• Task to complete: Word for word, return the entries listed below.
··· Records provided ···
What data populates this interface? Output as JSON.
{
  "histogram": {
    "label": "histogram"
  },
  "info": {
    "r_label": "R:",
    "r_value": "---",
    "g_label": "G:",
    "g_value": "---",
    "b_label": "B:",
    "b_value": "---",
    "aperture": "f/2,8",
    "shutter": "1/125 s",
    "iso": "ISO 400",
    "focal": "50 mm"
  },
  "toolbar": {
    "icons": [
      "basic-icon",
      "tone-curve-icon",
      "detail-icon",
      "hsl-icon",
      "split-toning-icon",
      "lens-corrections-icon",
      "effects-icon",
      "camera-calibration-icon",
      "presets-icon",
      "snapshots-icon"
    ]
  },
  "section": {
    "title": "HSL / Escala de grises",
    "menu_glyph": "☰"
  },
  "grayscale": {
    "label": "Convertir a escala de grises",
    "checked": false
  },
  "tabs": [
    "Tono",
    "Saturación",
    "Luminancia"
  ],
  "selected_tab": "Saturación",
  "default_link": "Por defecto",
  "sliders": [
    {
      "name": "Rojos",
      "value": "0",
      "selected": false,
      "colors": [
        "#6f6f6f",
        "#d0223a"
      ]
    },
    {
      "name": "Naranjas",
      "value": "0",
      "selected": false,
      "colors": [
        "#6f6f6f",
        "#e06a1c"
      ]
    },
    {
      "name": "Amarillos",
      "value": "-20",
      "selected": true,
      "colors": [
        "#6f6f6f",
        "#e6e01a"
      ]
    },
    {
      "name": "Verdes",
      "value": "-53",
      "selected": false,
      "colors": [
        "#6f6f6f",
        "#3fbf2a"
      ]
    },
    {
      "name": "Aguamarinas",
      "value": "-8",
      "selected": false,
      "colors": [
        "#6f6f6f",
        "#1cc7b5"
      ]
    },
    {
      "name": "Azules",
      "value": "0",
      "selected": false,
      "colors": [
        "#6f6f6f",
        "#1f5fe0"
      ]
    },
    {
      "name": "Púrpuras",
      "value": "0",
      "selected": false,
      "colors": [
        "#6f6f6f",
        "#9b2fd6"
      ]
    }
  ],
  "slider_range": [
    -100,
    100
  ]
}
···
• Task output:
What data populates this interface? Output as JSON.
{
  "histogram": {
    "label": "histogram"
  },
  "info": {
    "r_label": "R:",
    "r_value": "---",
    "g_label": "G:",
    "g_value": "---",
    "b_label": "B:",
    "b_value": "---",
    "aperture": "f/2,8",
    "shutter": "1/125 s",
    "iso": "ISO 400",
    "focal": "50 mm"
  },
  "toolbar": {
    "icons": [
      "basic-icon",
      "tone-curve-icon",
      "detail-icon",
      "hsl-icon",
      "split-toning-icon",
      "lens-corrections-icon",
      "effects-icon",
      "camera-calibration-icon",
      "presets-icon",
      "snapshots-icon"
    ]
  },
  "section": {
    "title": "HSL / Escala de grises",
    "menu_glyph": "☰"
  },
  "grayscale": {
    "label": "Convertir a escala de grises",
    "checked": false
  },
  "tabs": [
    "Tono",
    "Saturación",
    "Luminancia"
  ],
  "selected_tab": "Saturación",
  "default_link": "Por defecto",
  "sliders": [
    {
      "name": "Rojos",
      "value": "0",
      "selected": false,
      "colors": [
        "#6f6f6f",
        "#d0223a"
      ]
    },
    {
      "name": "Naranjas",
      "value": "0",
      "selected": false,
      "colors": [
        "#6f6f6f",
        "#e06a1c"
      ]
    },
    {
      "name": "Amarillos",
      "value": "-20",
      "selected": true,
      "colors": [
        "#6f6f6f",
        "#e6e01a"
      ]
    },
    {
      "name": "Verdes",
      "value": "-53",
      "selected": false,
      "colors": [
        "#6f6f6f",
        "#3fbf2a"
      ]
    },
    {
      "name": "Aguamarinas",
      "value": "-8",
      "selected": false,
      "colors": [
        "#6f6f6f",
        "#1cc7b5"
      ]
    },
    {
      "name": "Azules",
      "value": "0",
      "selected": false,
      "colors": [
        "#6f6f6f",
        "#1f5fe0"
      ]
    },
    {
      "name": "Púrpuras",
      "value": "0",
      "selected": false,
      "colors": [
        "#6f6f6f",
        "#9b2fd6"
      ]
    }
  ],
  "slider_range": [
    -100,
    100
  ]
}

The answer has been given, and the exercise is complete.